when my district manager was desperate for reliable workers,
I ran 3 different morning routes simultaneously.
That was not a great week.
Also not great? The number of obviously wealthy subscribers who didn’t
have money to pay their bill whenever I came to collect.
It’s a miracle I made any profit at all.
(in order of decreasing ability)
I've also surprised myself by deciphering the occasional Portuguese.
I'd like to learn Greek, German, Arabic, and Hebrew,
but the older I get, the less likely it seems.
- English (obviously)
(fairly fluent: online news and literature, correspond with Italians,
carry conversation, ability to distinguish northern and southern accents)
- Russian (rudimentary conversation, including a rustic Russian farmer who asked me
about Clinton and Trump, and a retired Tatar engineer who spoke a long while
about how the world had changed over his lifetime)
- Latin (praying the Hours; reading, with a dictionary handy; to a lesser extent, singing)
- Spanish (slowly and unreliably)
- French (can translate)
- Esperanto (now forgotten)
- Hilton Elementary School,
a “traditional alternative school&drquo; at the time.

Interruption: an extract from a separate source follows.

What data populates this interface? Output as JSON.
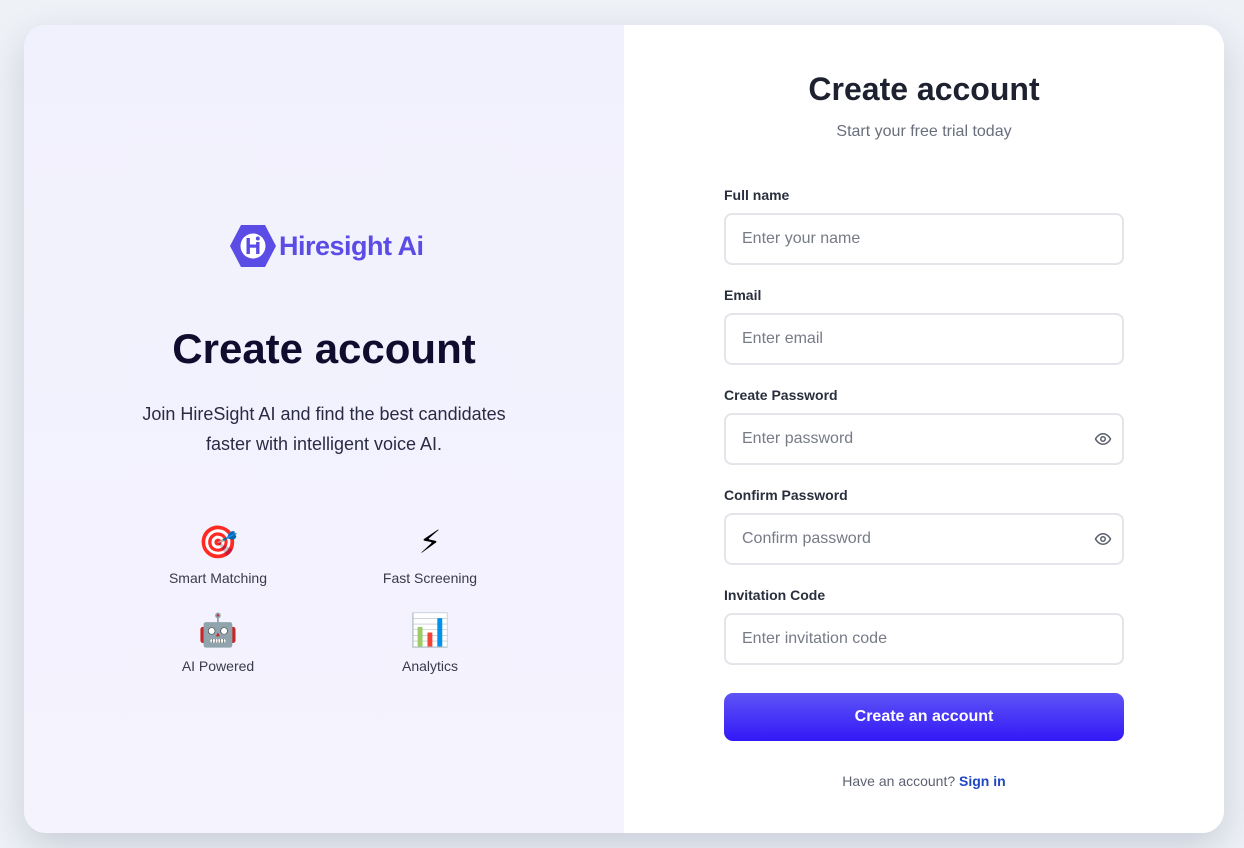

“Traditional alternative” can sound self-contradictory, but it isn’t:
the idea is that, unlike the newer educational methods that emphasized
communication and creativity,
we students were expected to be self-disciplined (though there was no corporal punishment),
to raise our hands when we wanted to speak,
to work silently at our tasks, etc.
I don’t think these schools exist anymore, but I loved it then.
- Booker T. Washington Middle School,
another traditional alternative school at the time.
I had both my first pen pal, and my first disappointment when it ended.
- Warwick High School, my “neighborhood” public high school.
Three years band (trumpet), including marching band;
two years soccer;
four years nerd.
- Virginia Governor's School for Math and Science, in Blacksburg, Virginia.
- Marymount University in Arlington, Virginia.
Bachelor of Science in Mathematics and Math Education.
I chose Marymount in part because it somehow got into my idiot high school head
that I should be a political science major,
and Marymount offered internships in Congress.
I abandoned that idea even before graduating,
but at Marymount I fell in love with mathematics.
- Northern Arizona University in Flagstaff, Arizona.
Master's degree in mathematics.
Met a mathematics student who was head and shoulders above me
and concluded that I wasn’t destined for a Ph.D.
- University of Saint Mary of the Lake in Mundelein, Illinois.
A major Catholic seminary, and at the time I was convinced that this was my path.
It was one of the happiest periods of my life,
but I ended it after a few bad real-world experiences,
as I remembered and realized that
diocesan priests do not spend their lives immersed in prayer and books.
— Unimaginable as it may be to most,
there are those of us for whom “a celibate life of prayer and books”
sounds distinctly like heaven.
- North Carolina State University
in Raleigh, North Carolina.
Increasingly intrigued by the notion of doing symbolic mathematics on computers,
I wanted to study symbolic computation, also called “computer algebra”.
It took me a good while to wrap my mind around how one does research.
- Whatever interests me.
(click on a heading to see details)